Cakes are special. They require an effort that is often reserved for special occasions; a celebration of some sort. Therefore determining the story you want to tell may actually be quite easy.
- Is the cake for a child’s birthday?
- Is this a late night dessert after an adult celebration dinner?
- Is it a bright Mother’s Day picnic on a sunny spring day?
Think Simple and Remember the Cake’s Story
The reason or occasion for which you are baking this cake will dictate the mood of the story and the accompanying props.
For this discussion, we are styling two cakes: a more intricate and bright rosette layer cake and then a darker, simpler bundt cake.
The beautiful thing about styling cakes is quite often they do not need much styling at all. For example, consider styling a cake versus a bowl of lentil stew. The lentil stew alone is not much to look at. It is going to need a spoon, garnish, probably some table props and definitely pops of colour.
However a cake sitting on a plate, can actually benefit from less styling and will shine with a simple background, uncluttered of props. When styling cakes, less is often more. I approach a cake styling with minimal to no props and add only if necessary. The cake is the hero – and a beautiful one at that.
The Most Important Step in Food Styling Cakes

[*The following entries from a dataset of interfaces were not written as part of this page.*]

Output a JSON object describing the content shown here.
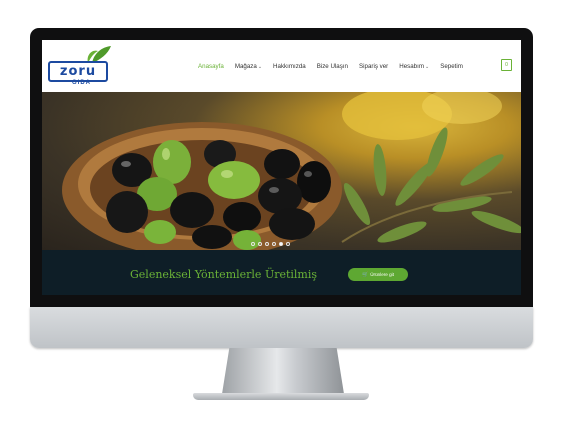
{
  "logo": {
    "word": "zoru",
    "subtitle": "GIDA"
  },
  "nav": {
    "items": [
      {
        "label": "Anasayfa",
        "active": true,
        "dropdown": false
      },
      {
        "label": "Mağaza",
        "active": false,
        "dropdown": true
      },
      {
        "label": "Hakkımızda",
        "active": false,
        "dropdown": false
      },
      {
        "label": "Bize Ulaşın",
        "active": false,
        "dropdown": false
      },
      {
        "label": "Sipariş ver",
        "active": false,
        "dropdown": false
      },
      {
        "label": "Hesabım",
        "active": false,
        "dropdown": true
      },
      {
        "label": "Sepetim",
        "active": false,
        "dropdown": false
      }
    ],
    "cart_count": "0",
    "cart_icon": "shopping-bag-icon"
  },
  "hero": {
    "slide_count": 6,
    "active_slide": 4
  },
  "banner": {
    "title": "Geleneksel Yöntemlerle Üretilmiş",
    "cta_label": "Ürünlere git",
    "cta_icon": "cart-icon"
  },
  "colors": {
    "accent": "#6ab237",
    "brand_blue": "#1c4aa0",
    "banner_bg": "#0e1e27",
    "bezel": "#0f0f10"
  }
}
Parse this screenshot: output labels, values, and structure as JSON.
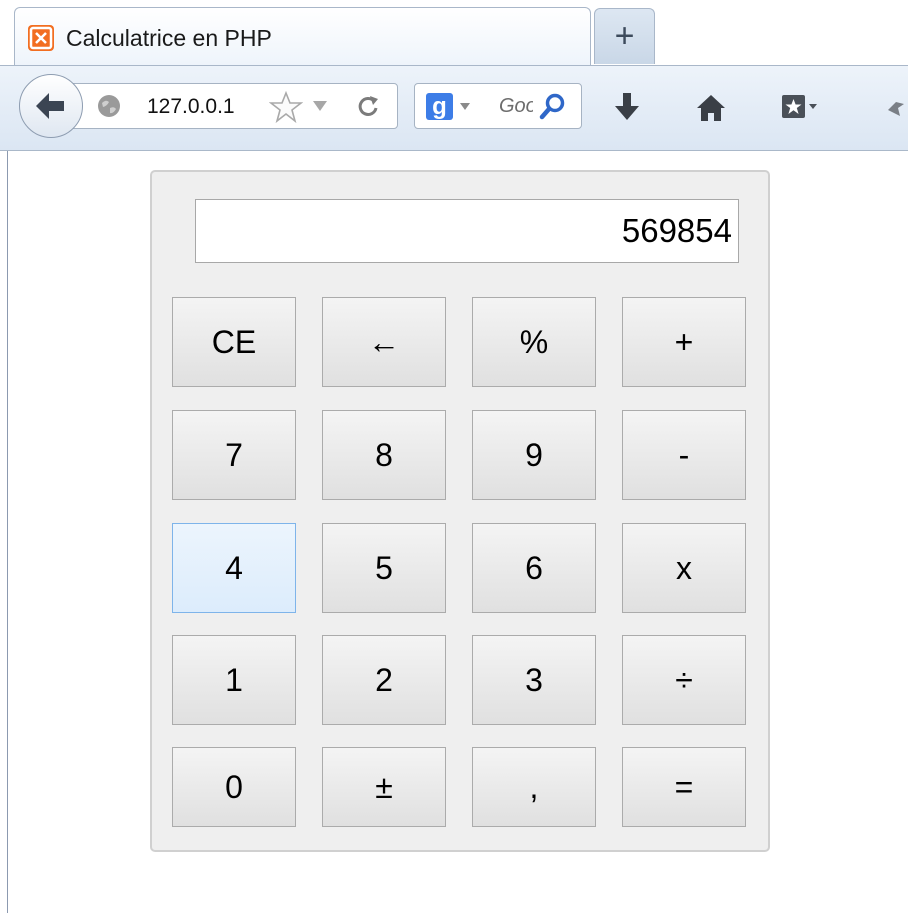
{
  "browser": {
    "tab": {
      "title": "Calculatrice en PHP",
      "favicon": "xampp-icon"
    },
    "new_tab_label": "+",
    "url": "127.0.0.1",
    "search_placeholder": "Google",
    "search_engine_letter": "g",
    "accent_tab_border": "#a9b7c9"
  },
  "calculator": {
    "display_value": "569854",
    "keys": [
      [
        "CE",
        "←",
        "%",
        "+"
      ],
      [
        "7",
        "8",
        "9",
        "-"
      ],
      [
        "4",
        "5",
        "6",
        "x"
      ],
      [
        "1",
        "2",
        "3",
        "÷"
      ],
      [
        "0",
        "±",
        ",",
        "="
      ]
    ],
    "hovered_key": "4",
    "colors": {
      "panel": "#efefef",
      "key": "#e8e8e8",
      "key_hover": "#dcecfc",
      "key_hover_border": "#7eb4ea"
    }
  }
}
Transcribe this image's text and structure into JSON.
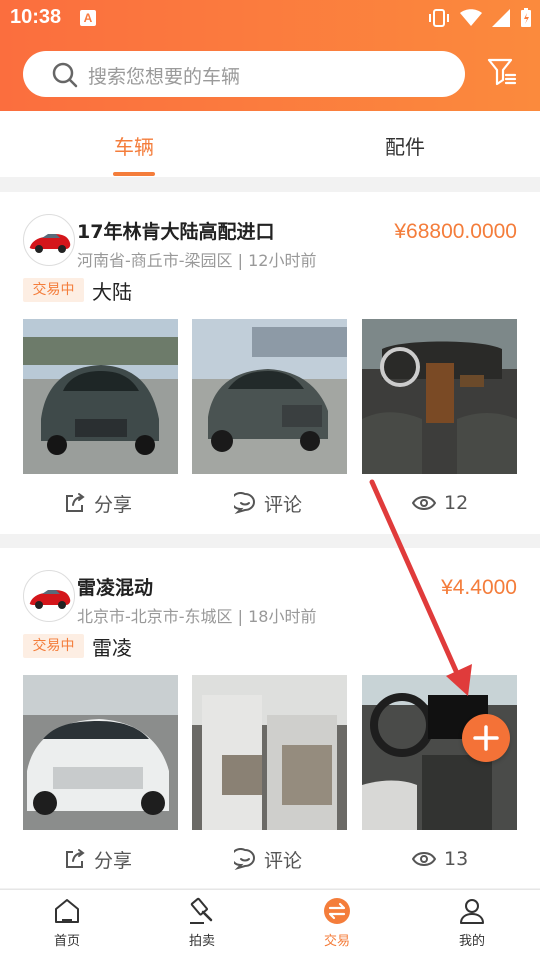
{
  "status": {
    "time": "10:38",
    "notif": "A"
  },
  "search": {
    "placeholder": "搜索您想要的车辆"
  },
  "tabs": [
    {
      "label": "车辆",
      "active": true
    },
    {
      "label": "配件",
      "active": false
    }
  ],
  "listings": [
    {
      "title": "17年林肯大陆高配进口",
      "location": "河南省-商丘市-梁园区 | 12小时前",
      "price": "¥68800.0000",
      "status": "交易中",
      "brand": "大陆",
      "actions": {
        "share": "分享",
        "comment": "评论",
        "views": "12"
      }
    },
    {
      "title": "雷凌混动",
      "location": "北京市-北京市-东城区 | 18小时前",
      "price": "¥4.4000",
      "status": "交易中",
      "brand": "雷凌",
      "actions": {
        "share": "分享",
        "comment": "评论",
        "views": "13"
      }
    }
  ],
  "bottom_nav": [
    {
      "label": "首页",
      "icon": "home-icon"
    },
    {
      "label": "拍卖",
      "icon": "gavel-icon"
    },
    {
      "label": "交易",
      "icon": "trade-icon",
      "active": true
    },
    {
      "label": "我的",
      "icon": "user-icon"
    }
  ],
  "colors": {
    "accent": "#f47d3b",
    "header_start": "#fb6e3e",
    "header_end": "#fb8a3d",
    "arrow": "#e03b3b"
  }
}
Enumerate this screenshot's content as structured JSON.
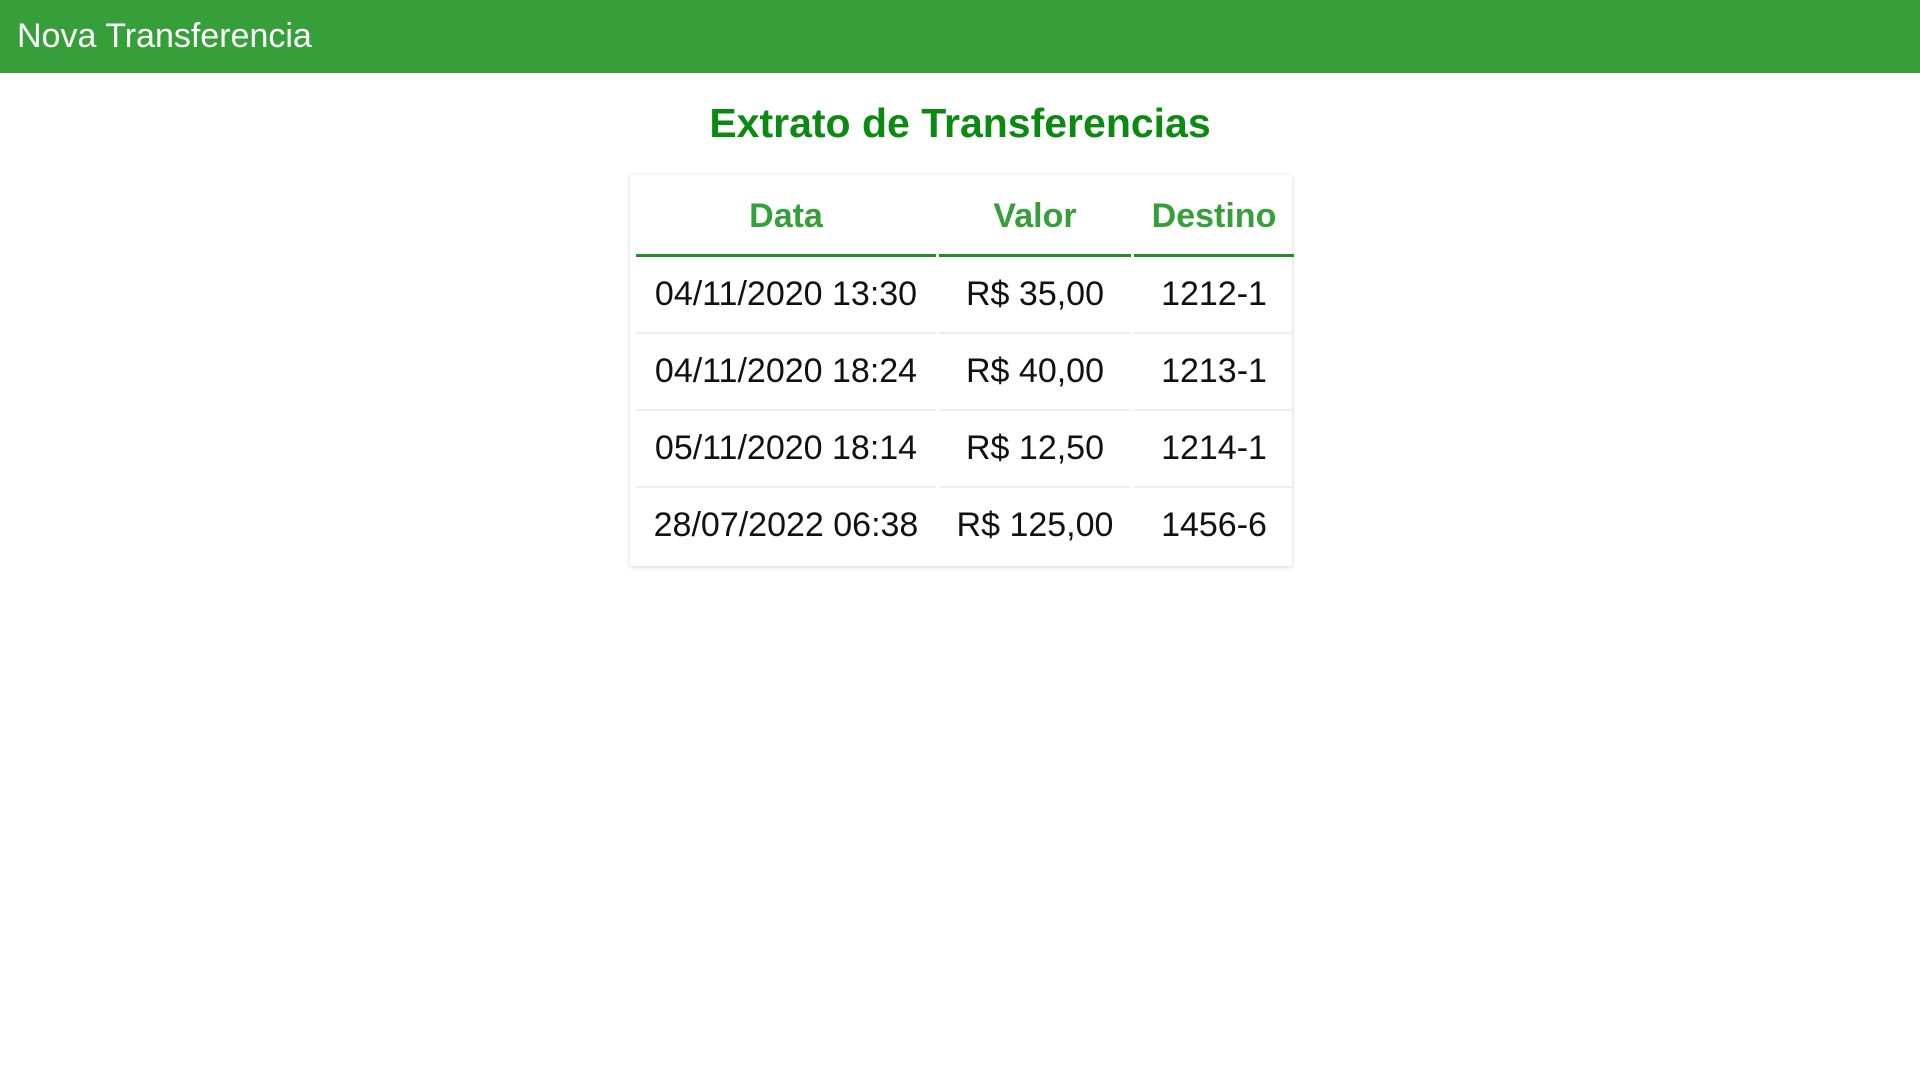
{
  "app_bar": {
    "title": "Nova Transferencia",
    "background": "#369f39"
  },
  "page": {
    "title": "Extrato de Transferencias",
    "title_color": "#0b8a12"
  },
  "table": {
    "columns": [
      "Data",
      "Valor",
      "Destino"
    ],
    "rows": [
      {
        "data": "04/11/2020 13:30",
        "valor": "R$ 35,00",
        "destino": "1212-1"
      },
      {
        "data": "04/11/2020 18:24",
        "valor": "R$ 40,00",
        "destino": "1213-1"
      },
      {
        "data": "05/11/2020 18:14",
        "valor": "R$ 12,50",
        "destino": "1214-1"
      },
      {
        "data": "28/07/2022 06:38",
        "valor": "R$ 125,00",
        "destino": "1456-6"
      }
    ]
  }
}
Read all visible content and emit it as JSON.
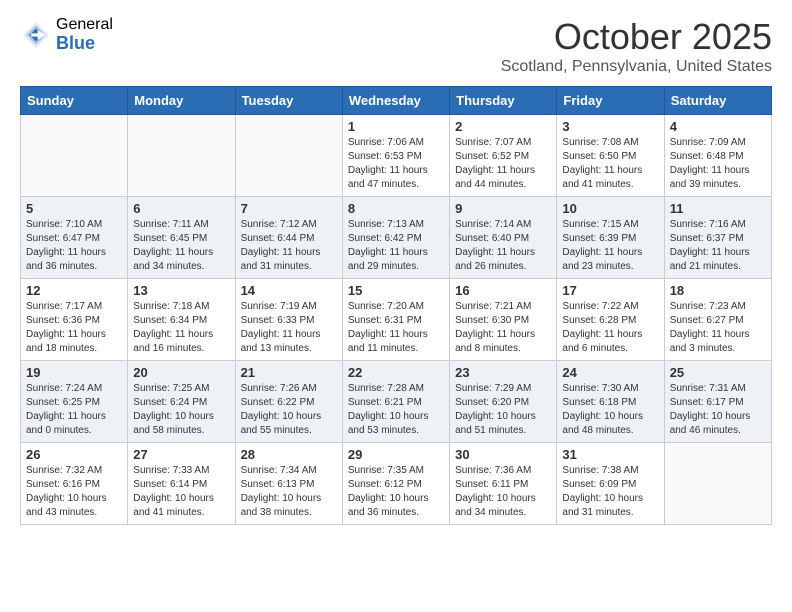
{
  "header": {
    "logo_general": "General",
    "logo_blue": "Blue",
    "month_title": "October 2025",
    "subtitle": "Scotland, Pennsylvania, United States"
  },
  "days_of_week": [
    "Sunday",
    "Monday",
    "Tuesday",
    "Wednesday",
    "Thursday",
    "Friday",
    "Saturday"
  ],
  "weeks": [
    [
      {
        "day": "",
        "info": ""
      },
      {
        "day": "",
        "info": ""
      },
      {
        "day": "",
        "info": ""
      },
      {
        "day": "1",
        "info": "Sunrise: 7:06 AM\nSunset: 6:53 PM\nDaylight: 11 hours and 47 minutes."
      },
      {
        "day": "2",
        "info": "Sunrise: 7:07 AM\nSunset: 6:52 PM\nDaylight: 11 hours and 44 minutes."
      },
      {
        "day": "3",
        "info": "Sunrise: 7:08 AM\nSunset: 6:50 PM\nDaylight: 11 hours and 41 minutes."
      },
      {
        "day": "4",
        "info": "Sunrise: 7:09 AM\nSunset: 6:48 PM\nDaylight: 11 hours and 39 minutes."
      }
    ],
    [
      {
        "day": "5",
        "info": "Sunrise: 7:10 AM\nSunset: 6:47 PM\nDaylight: 11 hours and 36 minutes."
      },
      {
        "day": "6",
        "info": "Sunrise: 7:11 AM\nSunset: 6:45 PM\nDaylight: 11 hours and 34 minutes."
      },
      {
        "day": "7",
        "info": "Sunrise: 7:12 AM\nSunset: 6:44 PM\nDaylight: 11 hours and 31 minutes."
      },
      {
        "day": "8",
        "info": "Sunrise: 7:13 AM\nSunset: 6:42 PM\nDaylight: 11 hours and 29 minutes."
      },
      {
        "day": "9",
        "info": "Sunrise: 7:14 AM\nSunset: 6:40 PM\nDaylight: 11 hours and 26 minutes."
      },
      {
        "day": "10",
        "info": "Sunrise: 7:15 AM\nSunset: 6:39 PM\nDaylight: 11 hours and 23 minutes."
      },
      {
        "day": "11",
        "info": "Sunrise: 7:16 AM\nSunset: 6:37 PM\nDaylight: 11 hours and 21 minutes."
      }
    ],
    [
      {
        "day": "12",
        "info": "Sunrise: 7:17 AM\nSunset: 6:36 PM\nDaylight: 11 hours and 18 minutes."
      },
      {
        "day": "13",
        "info": "Sunrise: 7:18 AM\nSunset: 6:34 PM\nDaylight: 11 hours and 16 minutes."
      },
      {
        "day": "14",
        "info": "Sunrise: 7:19 AM\nSunset: 6:33 PM\nDaylight: 11 hours and 13 minutes."
      },
      {
        "day": "15",
        "info": "Sunrise: 7:20 AM\nSunset: 6:31 PM\nDaylight: 11 hours and 11 minutes."
      },
      {
        "day": "16",
        "info": "Sunrise: 7:21 AM\nSunset: 6:30 PM\nDaylight: 11 hours and 8 minutes."
      },
      {
        "day": "17",
        "info": "Sunrise: 7:22 AM\nSunset: 6:28 PM\nDaylight: 11 hours and 6 minutes."
      },
      {
        "day": "18",
        "info": "Sunrise: 7:23 AM\nSunset: 6:27 PM\nDaylight: 11 hours and 3 minutes."
      }
    ],
    [
      {
        "day": "19",
        "info": "Sunrise: 7:24 AM\nSunset: 6:25 PM\nDaylight: 11 hours and 0 minutes."
      },
      {
        "day": "20",
        "info": "Sunrise: 7:25 AM\nSunset: 6:24 PM\nDaylight: 10 hours and 58 minutes."
      },
      {
        "day": "21",
        "info": "Sunrise: 7:26 AM\nSunset: 6:22 PM\nDaylight: 10 hours and 55 minutes."
      },
      {
        "day": "22",
        "info": "Sunrise: 7:28 AM\nSunset: 6:21 PM\nDaylight: 10 hours and 53 minutes."
      },
      {
        "day": "23",
        "info": "Sunrise: 7:29 AM\nSunset: 6:20 PM\nDaylight: 10 hours and 51 minutes."
      },
      {
        "day": "24",
        "info": "Sunrise: 7:30 AM\nSunset: 6:18 PM\nDaylight: 10 hours and 48 minutes."
      },
      {
        "day": "25",
        "info": "Sunrise: 7:31 AM\nSunset: 6:17 PM\nDaylight: 10 hours and 46 minutes."
      }
    ],
    [
      {
        "day": "26",
        "info": "Sunrise: 7:32 AM\nSunset: 6:16 PM\nDaylight: 10 hours and 43 minutes."
      },
      {
        "day": "27",
        "info": "Sunrise: 7:33 AM\nSunset: 6:14 PM\nDaylight: 10 hours and 41 minutes."
      },
      {
        "day": "28",
        "info": "Sunrise: 7:34 AM\nSunset: 6:13 PM\nDaylight: 10 hours and 38 minutes."
      },
      {
        "day": "29",
        "info": "Sunrise: 7:35 AM\nSunset: 6:12 PM\nDaylight: 10 hours and 36 minutes."
      },
      {
        "day": "30",
        "info": "Sunrise: 7:36 AM\nSunset: 6:11 PM\nDaylight: 10 hours and 34 minutes."
      },
      {
        "day": "31",
        "info": "Sunrise: 7:38 AM\nSunset: 6:09 PM\nDaylight: 10 hours and 31 minutes."
      },
      {
        "day": "",
        "info": ""
      }
    ]
  ]
}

The single most important step in styling cakes is planning out the order of the photo shoot. This is because there are really only two different shot styles: the whole cake and the piece of cake. Once you cut that first piece, it becomes very difficult to go back and try to recreate a whole cake shot again.
Do I Need a Cake Stand?
Do you need a cake stand? Probably. If cakes are something you style on a regular basis you are going to want to invest in a cake stand. I picked up both of these stands from a thrift store. The white one is actually quite chipped up but very easy to fix in post production.
Bundts for Beginners
If you are not a skilled cake decorator (like me!) I would highly recommend starting out with a bundt cake. The beauty of the bundt is the shape of the pan does most of the work for you. No piping bags required. Pop a cake out of a bundt pan and dust with icing sugar or drizzle with a glaze and you have yourself a beautifully styled cake.
One of my objectives in any food styling is to try and bring a sense of movement to a still shot. A cake on a pedestal is a very still shot – like it is posing. This is a beautiful look, but to add some warmth and motion, the most effective way is to add hands to the shot.
In this case, I shot the first piece being cut. This is always the most anticipated cut of a cake – that first one. By cutting the cake and lifting the wedge just slightly, it creates a sense of the viewer being there for that first slice.
The 4F’s of cake styling: Forks, Flowers, Fruits and Frosting.
As I mentioned above, I strongly believe less is more when it comes to food styling a cake. But sometimes it does need a little help to bring warmth and personality into the story you are trying to tell. The good news is the four basic food styling props both are easy to find and inexpensive.
I like a 2:1 ratio of forks to plates. When cake is coming out how often does someone say “I’d share a piece”. It invites your audience into your frame. It says – share this with me.
Pick a complimentary colour to the cake (which is the colour opposite the main cake colour on the colour wheel) or pick any colour that will really pop against the cake and makes sense for your story. Placing flowers next to the cake, on the side or on top adds a soft, femininity to the setting.
Cherries, strawberries and raspberries are all great choices to garnish a cake. If you have a dark chocolate cake, a fresh cut strawberrie with the greens in tact OR a curl of orange rind are both going to pop against dark chocolate
For a more rustic, less styled look – styling the cake with the frosting or icing sugar in the shot is an easy prop. It conveys the feeling of I just finished this masterpiece and the kitchen still smells like cake.
While I do not consider myself a baker and am still learning to enjoy the process of cake baking and decorating, I really enjoy styling a cake. Unlike ice cream that melts, or greens that may go limp, there is no reason to hurry with cake food styling. It is fun to experiment and play with different props and colours to create just the mood you may be looking for. Enjoy!
- Food Photography: Styling and Photographing Cookies
- Food Photography and Styling Books for Bloggers
- Food Styling: The Burger
- Food Styling 101: What Is a Food Stylist?
Lisa Bolton is the creator, writer and photographer behind Food Well Said, her blog about bringing thoughtfully prepared, whole food recipes. She lives in the Lower Mainland of BC and you can reach her on Instagram, Twitter, Pinterest and Facebook.